Brandon Huber is a cook at the Golden Corral restaurant in Port Orange, Florida. He recently filmed a video from his place of employ, claiming that the restaurant’s management had wheeled loads of unprepared food out to the dumpster area during a health inspection.
The video—shot vertically, in true selfie style—shows Huber walking out to the restaurant’s dumpster area and pointing out that a bunch of uncooked meat and pans filled with food are resting inches from the dumpster.
The brown marmorated stink bug is expected to cause, well, a stink this year when large numbers of them begin nibbling on crops and infiltrating homes.
Entomologists are predicting an onslaught of the invasive species based on the amount of overwintering bugs counted in the autumn.
“Most entomologists indicated that the population of brown marmorated stink bugs that were seeking shelter in the fall of 2012 was significantly higher than the population seeking shelter in 2011,” said Tom Ford, a commercial horticulture educator from the Penn State Extension office in Cambria County. “As a rule, unless you have some significant event that impacts the over-wintering adults you should have a very robust number of mature brown marmorated stink bugs that will be laying eggs this spring and summer.”
The insects are emerging from their winter hiding places, and if you’ve spotted one recently, chances are it was on its way to find a mate.
Andrew McElroy remembers getting calls from homeowners about stink bugs and then finding thousands of the tiny critters hiding under house siding or in various cracks or crevices.
“We’d move the siding, and you couldn’t see the brick underneath because it was covered in stink bugs,” he said.
But so far this fall, McElroy, owner of Best Pest Control of Reading, said the shield-shaped bugs with pointy antennae are leaving homeowners alone.
“I don’t think they’re as prevalent as they had been maybe two years ago,” McElroy said. “The jury’s still out.

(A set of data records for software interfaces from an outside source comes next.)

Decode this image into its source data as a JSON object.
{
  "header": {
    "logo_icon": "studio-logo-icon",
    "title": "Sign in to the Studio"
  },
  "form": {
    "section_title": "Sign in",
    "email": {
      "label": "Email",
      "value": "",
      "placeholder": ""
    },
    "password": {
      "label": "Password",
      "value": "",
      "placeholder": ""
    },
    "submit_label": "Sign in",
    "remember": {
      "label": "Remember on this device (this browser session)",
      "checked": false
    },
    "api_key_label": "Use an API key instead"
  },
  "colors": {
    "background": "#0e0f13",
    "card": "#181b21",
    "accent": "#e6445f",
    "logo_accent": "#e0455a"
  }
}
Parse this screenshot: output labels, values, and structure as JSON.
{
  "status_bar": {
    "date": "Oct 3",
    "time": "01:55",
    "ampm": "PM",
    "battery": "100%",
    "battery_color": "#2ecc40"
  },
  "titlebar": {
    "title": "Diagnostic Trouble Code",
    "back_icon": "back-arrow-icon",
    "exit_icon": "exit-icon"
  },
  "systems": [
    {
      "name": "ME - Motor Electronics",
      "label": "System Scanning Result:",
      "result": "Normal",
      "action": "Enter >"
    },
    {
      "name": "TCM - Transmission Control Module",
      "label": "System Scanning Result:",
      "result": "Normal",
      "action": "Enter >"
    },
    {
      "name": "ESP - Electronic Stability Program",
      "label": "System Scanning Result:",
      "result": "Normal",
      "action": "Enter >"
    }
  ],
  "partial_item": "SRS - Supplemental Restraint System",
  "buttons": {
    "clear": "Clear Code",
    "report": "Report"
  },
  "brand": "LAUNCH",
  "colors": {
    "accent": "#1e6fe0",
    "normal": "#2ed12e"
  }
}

But I can’t recall a situation where I’m seeing a thousand stink bugs like I did a few years ago.”